TEAM ANNOUNCEMENT ??????????????— Scottish Rugby (@Scotlandteam) February 19, 2020
Scotland team named to face Italy in the 2020 Guinness Six Nations at Stadio Olimpico in Rome this Saturday #AsOne
Get their ball carriers into the game
At their best the Scottish back-row of Jamie Ritchie, Hamish Watson and Magnus Bradbury - along with second-row Scott Cummings - can carry ball with the best of them, but we have not seen it too much so far in the tournament. On the flip side Jake Polledri, Sebastian Negri, Abraham Steyn and Alessandro Zanni will looked to do the same for Italy and that danger must be snuffed out.
Johnson and Harris must click
There have been a few negative noises this week about the selection of Chris Harris at 13 for Scotland instead of Huw Jones. Many see it as a defensive selection by Townsend, but anyone who has watched Gloucester in recent months knows that he is a much better attacker than he seems to get credit for.
That said, Scotland need inside centre Sam Johnson and him to click early in this one because they are going to be busy boys in terms of getting Scotland over the gain line and, in all likelihood, in defence.Be clinical

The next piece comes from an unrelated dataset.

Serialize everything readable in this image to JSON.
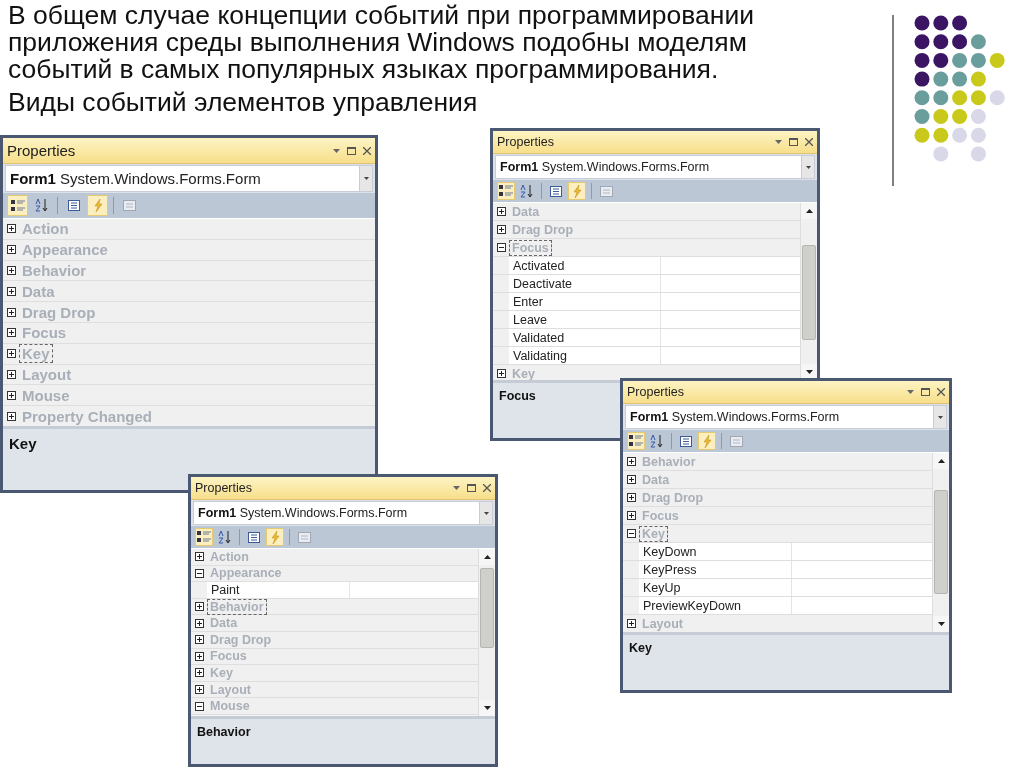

It sounds simple, but Scotland simply cannot pass up scoring chances when they get into the Italy ‘22’ this Saturday. Against Ireland and England there were encouraging signs in attack, but in that area of the field with the try line in sight too often Scotland were turned over or misplaced a pass and the opportunity had gone.
Captain Stuart Hogg also had a high profile gaffe against the Irish, but you feel the phrase ‘clinical, clinical, clinical’ will have been drummed into the squad this week whilst training on the outskirts of Edinburgh at Oriam.
The bench has a big part to play
As we keep hearing - and it is true - rugby at the top level is a 23 man game now and Scotland will certainly need numbers 16-23 to fire when called upon this weekend. If, as expected, Italy come flying out of the traps then by the 50th minute replacements are going to be needed to inject some fresh energy and see Scotland over the line and in guys like Fraser Brown, Matt Fagerson, George Horne and Rory Hutchinson they have the perfect kind of guys to do that.
Italy play Scotland at the Stadio Olimpico in Rome on Saturday (kick-off 2.15pm GMT / 3.15pm local time) and it is live on ITV / STV